From the records that follow, copy every line that contains the word "label".

*Entries supplied*.
○ ○ ○
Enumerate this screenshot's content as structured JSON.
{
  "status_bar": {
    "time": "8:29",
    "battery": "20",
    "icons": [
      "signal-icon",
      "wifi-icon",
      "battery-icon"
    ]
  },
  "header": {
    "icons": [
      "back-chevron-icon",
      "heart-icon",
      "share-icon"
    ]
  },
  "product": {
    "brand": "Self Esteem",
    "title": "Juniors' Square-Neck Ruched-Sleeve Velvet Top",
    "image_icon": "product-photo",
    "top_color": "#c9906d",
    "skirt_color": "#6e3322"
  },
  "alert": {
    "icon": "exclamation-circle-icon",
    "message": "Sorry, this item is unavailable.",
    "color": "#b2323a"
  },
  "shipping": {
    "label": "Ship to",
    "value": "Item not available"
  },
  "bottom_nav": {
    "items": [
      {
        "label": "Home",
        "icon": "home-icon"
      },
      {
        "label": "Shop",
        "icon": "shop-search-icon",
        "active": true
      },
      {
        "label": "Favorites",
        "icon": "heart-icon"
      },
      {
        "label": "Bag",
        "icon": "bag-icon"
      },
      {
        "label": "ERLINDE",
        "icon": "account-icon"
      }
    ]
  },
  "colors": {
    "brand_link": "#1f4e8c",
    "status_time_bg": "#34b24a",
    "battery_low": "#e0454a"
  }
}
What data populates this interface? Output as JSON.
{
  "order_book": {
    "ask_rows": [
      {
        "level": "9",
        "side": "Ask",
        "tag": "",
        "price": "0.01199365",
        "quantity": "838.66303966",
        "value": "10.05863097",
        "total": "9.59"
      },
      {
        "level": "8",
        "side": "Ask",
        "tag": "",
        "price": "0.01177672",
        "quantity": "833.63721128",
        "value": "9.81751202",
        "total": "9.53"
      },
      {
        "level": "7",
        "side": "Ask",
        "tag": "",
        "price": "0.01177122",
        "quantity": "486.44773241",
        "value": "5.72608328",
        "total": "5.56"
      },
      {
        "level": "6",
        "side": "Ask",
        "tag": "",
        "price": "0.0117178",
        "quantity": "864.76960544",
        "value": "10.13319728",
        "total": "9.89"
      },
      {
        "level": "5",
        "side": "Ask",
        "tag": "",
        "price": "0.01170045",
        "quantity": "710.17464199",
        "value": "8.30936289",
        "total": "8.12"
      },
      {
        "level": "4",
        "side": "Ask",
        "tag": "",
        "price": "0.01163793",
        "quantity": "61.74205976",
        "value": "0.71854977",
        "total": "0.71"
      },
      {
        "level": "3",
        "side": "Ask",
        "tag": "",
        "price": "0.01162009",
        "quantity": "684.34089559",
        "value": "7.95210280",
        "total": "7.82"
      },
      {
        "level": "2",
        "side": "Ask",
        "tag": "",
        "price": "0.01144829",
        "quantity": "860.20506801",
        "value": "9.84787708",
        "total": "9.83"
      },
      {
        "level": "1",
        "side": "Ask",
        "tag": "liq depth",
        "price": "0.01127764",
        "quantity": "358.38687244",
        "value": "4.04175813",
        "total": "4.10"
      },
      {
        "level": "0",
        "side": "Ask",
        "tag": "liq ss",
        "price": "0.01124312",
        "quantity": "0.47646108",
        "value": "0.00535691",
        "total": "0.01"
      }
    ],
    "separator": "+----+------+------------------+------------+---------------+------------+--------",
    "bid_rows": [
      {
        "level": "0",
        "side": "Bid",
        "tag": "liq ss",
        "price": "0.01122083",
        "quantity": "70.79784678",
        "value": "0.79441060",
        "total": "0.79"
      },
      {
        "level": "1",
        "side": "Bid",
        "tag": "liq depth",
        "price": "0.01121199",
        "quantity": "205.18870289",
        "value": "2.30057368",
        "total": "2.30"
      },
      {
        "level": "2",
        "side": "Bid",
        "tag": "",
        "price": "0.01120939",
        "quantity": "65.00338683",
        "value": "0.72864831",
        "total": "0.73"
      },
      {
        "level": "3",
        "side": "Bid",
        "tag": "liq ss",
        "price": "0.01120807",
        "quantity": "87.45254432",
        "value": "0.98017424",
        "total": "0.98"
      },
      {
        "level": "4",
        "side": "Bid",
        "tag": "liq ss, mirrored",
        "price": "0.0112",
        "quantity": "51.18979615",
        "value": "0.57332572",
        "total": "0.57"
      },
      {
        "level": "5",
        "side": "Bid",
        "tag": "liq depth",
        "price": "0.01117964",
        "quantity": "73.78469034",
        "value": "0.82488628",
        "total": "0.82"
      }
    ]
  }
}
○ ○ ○
*Response to the exercise*.
    "label": "Ship to",
        "label": "Home",
        "label": "Shop",
        "label": "Favorites",
        "label": "Bag",
        "label": "ERLINDE",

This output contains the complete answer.